- Hi All
Wouldn't the raging dust storms that envelop Mars from time to time
cause some sand to possibly obscure true footprints?
Yes, I think so.
I am not an expert in Mars topography, but I did stay at a Holiday Inn a
few years ago.
A Good Day is When You
Wake Up Without a Chalk
Outline Around Your Body
- Subject: Re: UFOnet: Re: Lou Anne/Alien Footprints
>Wouldn't the raging dust storms that envelop Mars from time to timeThis is from an encyclopaedia article:
>cause some sand to possibly obscure true footprints?
At certain seasons, some areas on Mars are subject to winds strong enough
to move sand on the surface and to suspend dust in the atmosphere. A
major weather event occurs in the southern hemisphere between late spring
and early summer when Mars is near perihelion and the heating of southern
equatorial latitudes is most intense. Dust storms begin to form, and
some reach global proportions, obscuring the planet's surface for weeks
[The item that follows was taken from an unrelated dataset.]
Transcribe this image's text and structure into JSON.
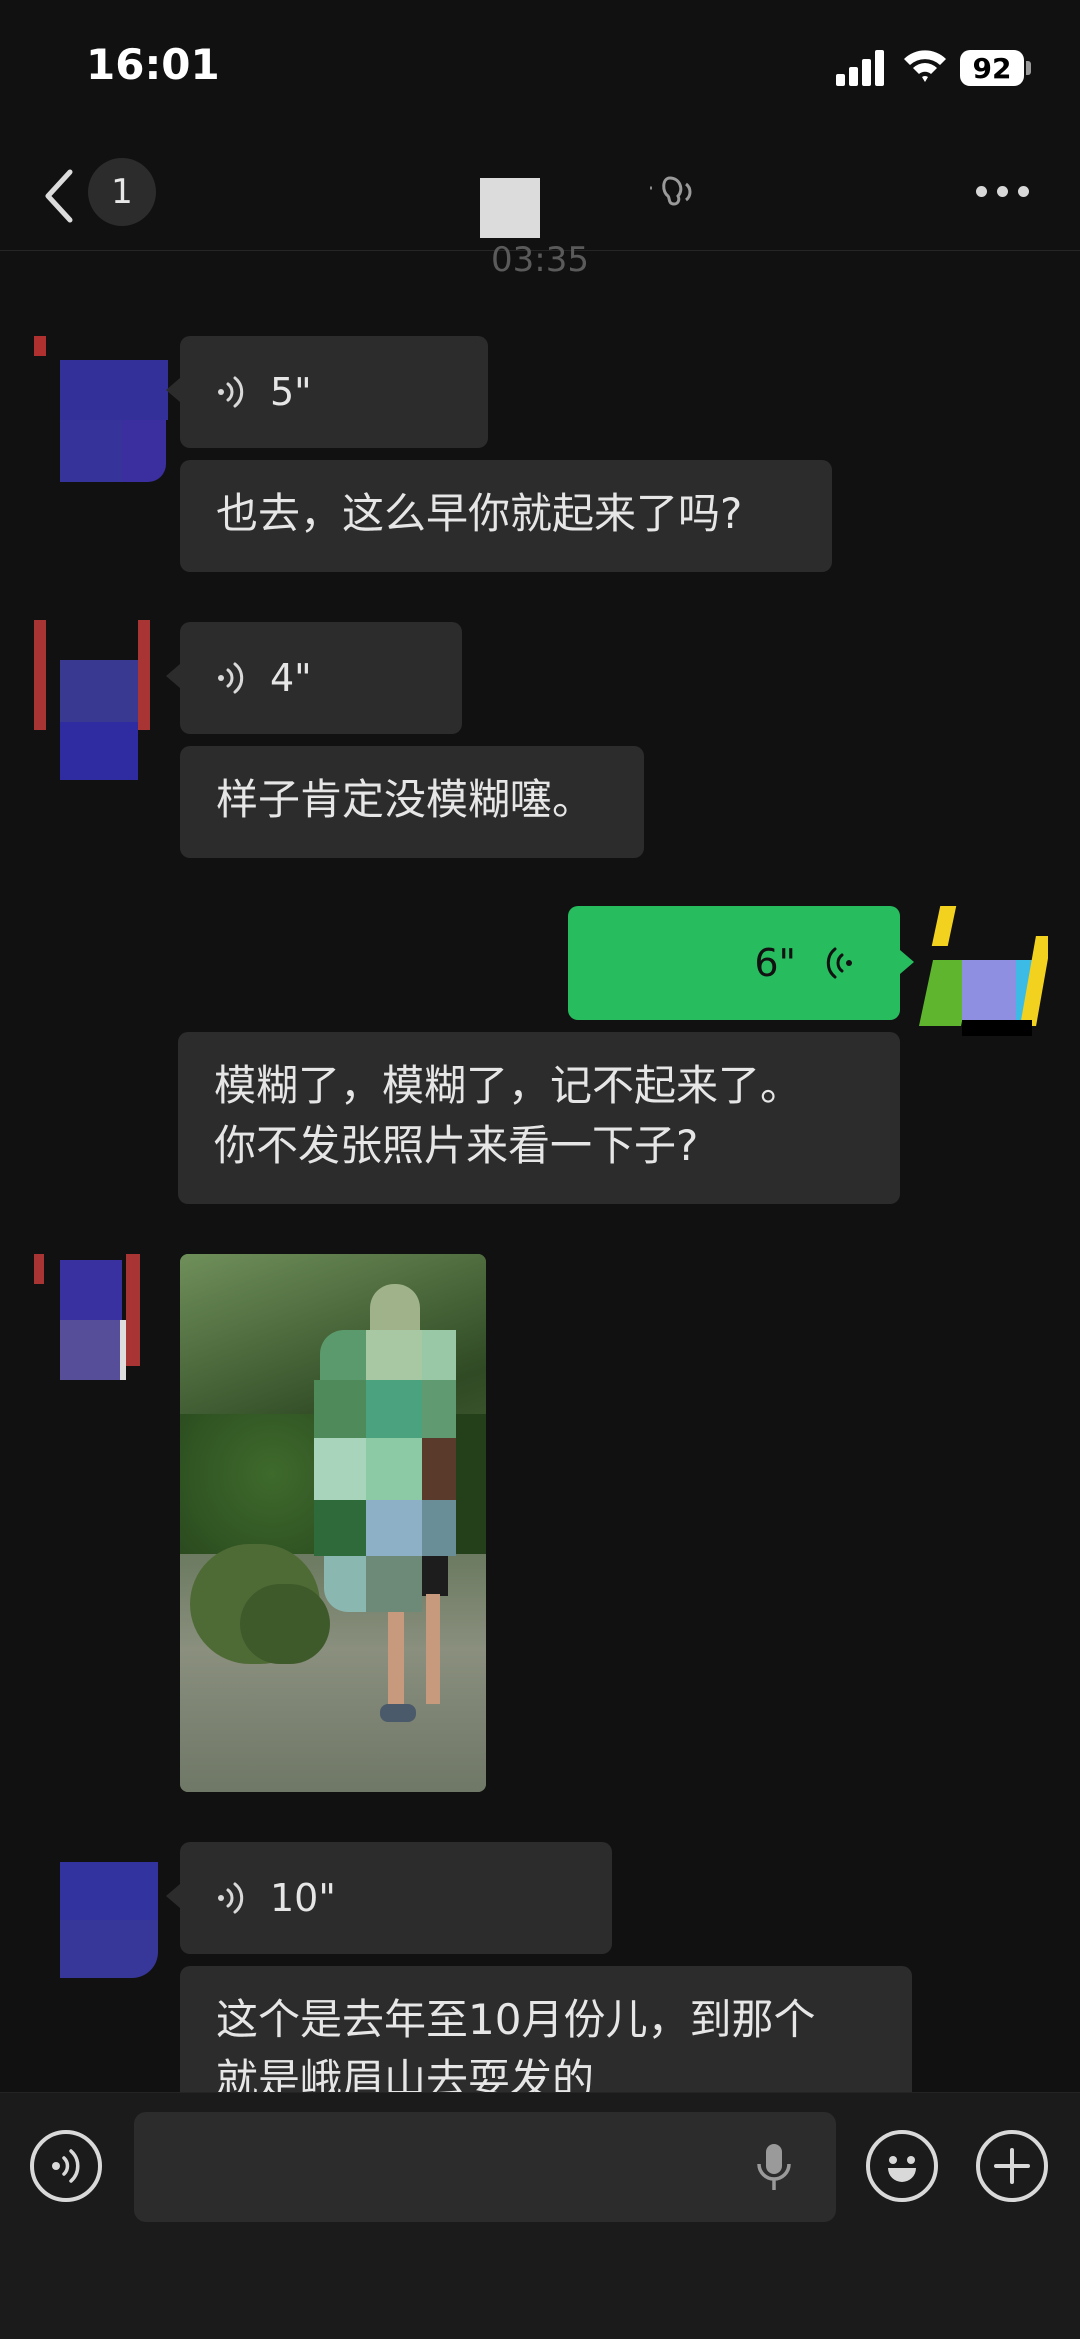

or even months. The dust entrained in these clouds, which is very fine
and takes a long time to settle, accounts for the reddish skies seen in
some Viking lander color photographs.
maybe, maybe not
- Excellent point, Autymn!! I would be thrilled if these were true footprints
but, this stuff is a crock
IMO. If they weren't circled in the picture, I would never have seen them.
They are really stretching their imagination here.
- that's the problem. If there is anything that no one can identify, it's alway
"oh look, aliens have come here" Well maybe its not. No evidence, no
footprints. I call them marks made by Mar's geological system. Also know as
rocks. We should start concerntrating on more likely things than aliens
visitation. I bet you can find almost identical marks here on earth, and you
looked hard evnough on the moon, they might be there too. Aliens sure like to